* **YOUR OBJECTIVE**: Please print every line of the listing, unchanged.

* **RECORD SET**:
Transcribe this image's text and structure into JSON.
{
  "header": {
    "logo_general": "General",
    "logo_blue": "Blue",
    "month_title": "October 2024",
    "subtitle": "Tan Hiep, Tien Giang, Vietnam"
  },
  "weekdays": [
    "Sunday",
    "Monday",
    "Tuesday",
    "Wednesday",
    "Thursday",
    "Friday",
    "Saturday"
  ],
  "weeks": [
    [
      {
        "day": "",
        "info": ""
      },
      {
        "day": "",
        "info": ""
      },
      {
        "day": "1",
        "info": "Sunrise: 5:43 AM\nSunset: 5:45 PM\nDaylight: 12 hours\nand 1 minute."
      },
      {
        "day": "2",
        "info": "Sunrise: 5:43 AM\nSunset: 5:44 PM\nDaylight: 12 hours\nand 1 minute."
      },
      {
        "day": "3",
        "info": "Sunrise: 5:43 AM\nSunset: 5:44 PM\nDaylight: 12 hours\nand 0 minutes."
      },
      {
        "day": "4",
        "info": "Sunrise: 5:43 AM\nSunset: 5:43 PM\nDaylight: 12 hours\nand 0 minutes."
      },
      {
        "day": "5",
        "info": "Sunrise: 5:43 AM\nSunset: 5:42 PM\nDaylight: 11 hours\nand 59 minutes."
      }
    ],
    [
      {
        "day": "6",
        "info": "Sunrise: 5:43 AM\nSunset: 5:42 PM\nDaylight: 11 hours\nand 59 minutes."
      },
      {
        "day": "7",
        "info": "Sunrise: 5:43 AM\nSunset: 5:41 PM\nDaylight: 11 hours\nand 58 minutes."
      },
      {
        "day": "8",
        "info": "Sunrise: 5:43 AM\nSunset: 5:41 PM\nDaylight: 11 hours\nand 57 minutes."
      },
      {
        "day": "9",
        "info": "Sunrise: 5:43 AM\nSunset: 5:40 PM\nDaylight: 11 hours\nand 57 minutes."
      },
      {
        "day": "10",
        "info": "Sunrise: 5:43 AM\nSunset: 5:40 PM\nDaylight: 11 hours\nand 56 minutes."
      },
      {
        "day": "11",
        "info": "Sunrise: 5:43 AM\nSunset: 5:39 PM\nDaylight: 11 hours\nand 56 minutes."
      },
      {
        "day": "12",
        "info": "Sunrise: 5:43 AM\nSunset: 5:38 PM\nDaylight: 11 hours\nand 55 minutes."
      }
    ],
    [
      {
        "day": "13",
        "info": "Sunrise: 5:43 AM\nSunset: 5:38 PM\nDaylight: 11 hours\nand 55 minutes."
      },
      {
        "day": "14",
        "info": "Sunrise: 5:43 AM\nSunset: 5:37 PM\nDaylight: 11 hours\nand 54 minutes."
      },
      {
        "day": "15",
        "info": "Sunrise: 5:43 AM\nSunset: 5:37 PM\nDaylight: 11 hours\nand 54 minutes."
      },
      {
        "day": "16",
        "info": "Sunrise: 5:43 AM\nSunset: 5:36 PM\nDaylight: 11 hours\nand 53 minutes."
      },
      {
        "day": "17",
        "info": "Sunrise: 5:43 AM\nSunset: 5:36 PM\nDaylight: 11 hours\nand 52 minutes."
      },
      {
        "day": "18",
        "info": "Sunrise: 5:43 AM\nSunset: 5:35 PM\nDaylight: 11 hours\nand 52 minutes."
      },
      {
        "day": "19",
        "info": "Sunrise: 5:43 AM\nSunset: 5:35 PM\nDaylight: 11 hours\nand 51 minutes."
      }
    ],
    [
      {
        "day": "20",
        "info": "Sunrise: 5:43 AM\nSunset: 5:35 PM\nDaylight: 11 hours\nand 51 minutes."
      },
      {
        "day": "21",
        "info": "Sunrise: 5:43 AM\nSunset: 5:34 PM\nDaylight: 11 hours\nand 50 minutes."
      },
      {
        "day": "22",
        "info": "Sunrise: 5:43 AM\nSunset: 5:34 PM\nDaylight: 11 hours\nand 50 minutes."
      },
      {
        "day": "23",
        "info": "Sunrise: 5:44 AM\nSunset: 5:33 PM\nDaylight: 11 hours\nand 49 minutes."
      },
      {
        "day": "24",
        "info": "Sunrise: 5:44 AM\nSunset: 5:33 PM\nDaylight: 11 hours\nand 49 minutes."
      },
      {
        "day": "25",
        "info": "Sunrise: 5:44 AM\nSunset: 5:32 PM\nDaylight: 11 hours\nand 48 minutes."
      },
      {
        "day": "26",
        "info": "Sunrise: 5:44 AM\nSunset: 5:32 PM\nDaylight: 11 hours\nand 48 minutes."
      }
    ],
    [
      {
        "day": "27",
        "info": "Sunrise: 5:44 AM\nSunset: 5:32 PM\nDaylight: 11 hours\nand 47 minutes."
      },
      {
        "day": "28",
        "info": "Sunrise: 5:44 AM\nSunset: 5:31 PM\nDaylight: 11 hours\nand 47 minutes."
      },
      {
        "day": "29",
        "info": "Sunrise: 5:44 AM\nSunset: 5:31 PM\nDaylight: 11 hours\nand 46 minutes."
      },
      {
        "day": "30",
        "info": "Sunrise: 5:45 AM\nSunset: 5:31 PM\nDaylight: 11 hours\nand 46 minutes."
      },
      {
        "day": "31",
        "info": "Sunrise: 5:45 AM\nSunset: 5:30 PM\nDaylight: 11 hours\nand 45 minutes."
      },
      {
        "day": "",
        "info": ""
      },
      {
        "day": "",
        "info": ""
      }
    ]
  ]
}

* **RESULT FOR THIS EXERCISE**:
Transcribe this image's text and structure into JSON.
{
  "header": {
    "logo_general": "General",
    "logo_blue": "Blue",
    "month_title": "October 2024",
    "subtitle": "Tan Hiep, Tien Giang, Vietnam"
  },
  "weekdays": [
    "Sunday",
    "Monday",
    "Tuesday",
    "Wednesday",
    "Thursday",
    "Friday",
    "Saturday"
  ],
  "weeks": [
    [
      {
        "day": "",
        "info": ""
      },
      {
        "day": "",
        "info": ""
      },
      {
        "day": "1",
        "info": "Sunrise: 5:43 AM\nSunset: 5:45 PM\nDaylight: 12 hours\nand 1 minute."
      },
      {
        "day": "2",
        "info": "Sunrise: 5:43 AM\nSunset: 5:44 PM\nDaylight: 12 hours\nand 1 minute."
      },
      {
        "day": "3",
        "info": "Sunrise: 5:43 AM\nSunset: 5:44 PM\nDaylight: 12 hours\nand 0 minutes."
      },
      {
        "day": "4",
        "info": "Sunrise: 5:43 AM\nSunset: 5:43 PM\nDaylight: 12 hours\nand 0 minutes."
      },
      {
        "day": "5",
        "info": "Sunrise: 5:43 AM\nSunset: 5:42 PM\nDaylight: 11 hours\nand 59 minutes."
      }
    ],
    [
      {
        "day": "6",
        "info": "Sunrise: 5:43 AM\nSunset: 5:42 PM\nDaylight: 11 hours\nand 59 minutes."
      },
      {
        "day": "7",
        "info": "Sunrise: 5:43 AM\nSunset: 5:41 PM\nDaylight: 11 hours\nand 58 minutes."
      },
      {
        "day": "8",
        "info": "Sunrise: 5:43 AM\nSunset: 5:41 PM\nDaylight: 11 hours\nand 57 minutes."
      },
      {
        "day": "9",
        "info": "Sunrise: 5:43 AM\nSunset: 5:40 PM\nDaylight: 11 hours\nand 57 minutes."
      },
      {
        "day": "10",
        "info": "Sunrise: 5:43 AM\nSunset: 5:40 PM\nDaylight: 11 hours\nand 56 minutes."
      },
      {
        "day": "11",
        "info": "Sunrise: 5:43 AM\nSunset: 5:39 PM\nDaylight: 11 hours\nand 56 minutes."
      },
      {
        "day": "12",
        "info": "Sunrise: 5:43 AM\nSunset: 5:38 PM\nDaylight: 11 hours\nand 55 minutes."
      }
    ],
    [
      {
        "day": "13",
        "info": "Sunrise: 5:43 AM\nSunset: 5:38 PM\nDaylight: 11 hours\nand 55 minutes."
      },
      {
        "day": "14",
        "info": "Sunrise: 5:43 AM\nSunset: 5:37 PM\nDaylight: 11 hours\nand 54 minutes."
      },
      {
        "day": "15",
        "info": "Sunrise: 5:43 AM\nSunset: 5:37 PM\nDaylight: 11 hours\nand 54 minutes."
      },
      {
        "day": "16",
        "info": "Sunrise: 5:43 AM\nSunset: 5:36 PM\nDaylight: 11 hours\nand 53 minutes."
      },
      {
        "day": "17",
        "info": "Sunrise: 5:43 AM\nSunset: 5:36 PM\nDaylight: 11 hours\nand 52 minutes."
      },
      {
        "day": "18",
        "info": "Sunrise: 5:43 AM\nSunset: 5:35 PM\nDaylight: 11 hours\nand 52 minutes."
      },
      {
        "day": "19",
        "info": "Sunrise: 5:43 AM\nSunset: 5:35 PM\nDaylight: 11 hours\nand 51 minutes."
      }
    ],
    [
      {
        "day": "20",
        "info": "Sunrise: 5:43 AM\nSunset: 5:35 PM\nDaylight: 11 hours\nand 51 minutes."
      },
      {
        "day": "21",
        "info": "Sunrise: 5:43 AM\nSunset: 5:34 PM\nDaylight: 11 hours\nand 50 minutes."
      },
      {
        "day": "22",
        "info": "Sunrise: 5:43 AM\nSunset: 5:34 PM\nDaylight: 11 hours\nand 50 minutes."
      },
      {
        "day": "23",
        "info": "Sunrise: 5:44 AM\nSunset: 5:33 PM\nDaylight: 11 hours\nand 49 minutes."
      },
      {
        "day": "24",
        "info": "Sunrise: 5:44 AM\nSunset: 5:33 PM\nDaylight: 11 hours\nand 49 minutes."
      },
      {
        "day": "25",
        "info": "Sunrise: 5:44 AM\nSunset: 5:32 PM\nDaylight: 11 hours\nand 48 minutes."
      },
      {
        "day": "26",
        "info": "Sunrise: 5:44 AM\nSunset: 5:32 PM\nDaylight: 11 hours\nand 48 minutes."
      }
    ],
    [
      {
        "day": "27",
        "info": "Sunrise: 5:44 AM\nSunset: 5:32 PM\nDaylight: 11 hours\nand 47 minutes."
      },
      {
        "day": "28",
        "info": "Sunrise: 5:44 AM\nSunset: 5:31 PM\nDaylight: 11 hours\nand 47 minutes."
      },
      {
        "day": "29",
        "info": "Sunrise: 5:44 AM\nSunset: 5:31 PM\nDaylight: 11 hours\nand 46 minutes."
      },
      {
        "day": "30",
        "info": "Sunrise: 5:45 AM\nSunset: 5:31 PM\nDaylight: 11 hours\nand 46 minutes."
      },
      {
        "day": "31",
        "info": "Sunrise: 5:45 AM\nSunset: 5:30 PM\nDaylight: 11 hours\nand 45 minutes."
      },
      {
        "day": "",
        "info": ""
      },
      {
        "day": "",
        "info": ""
      }
    ]
  ]
}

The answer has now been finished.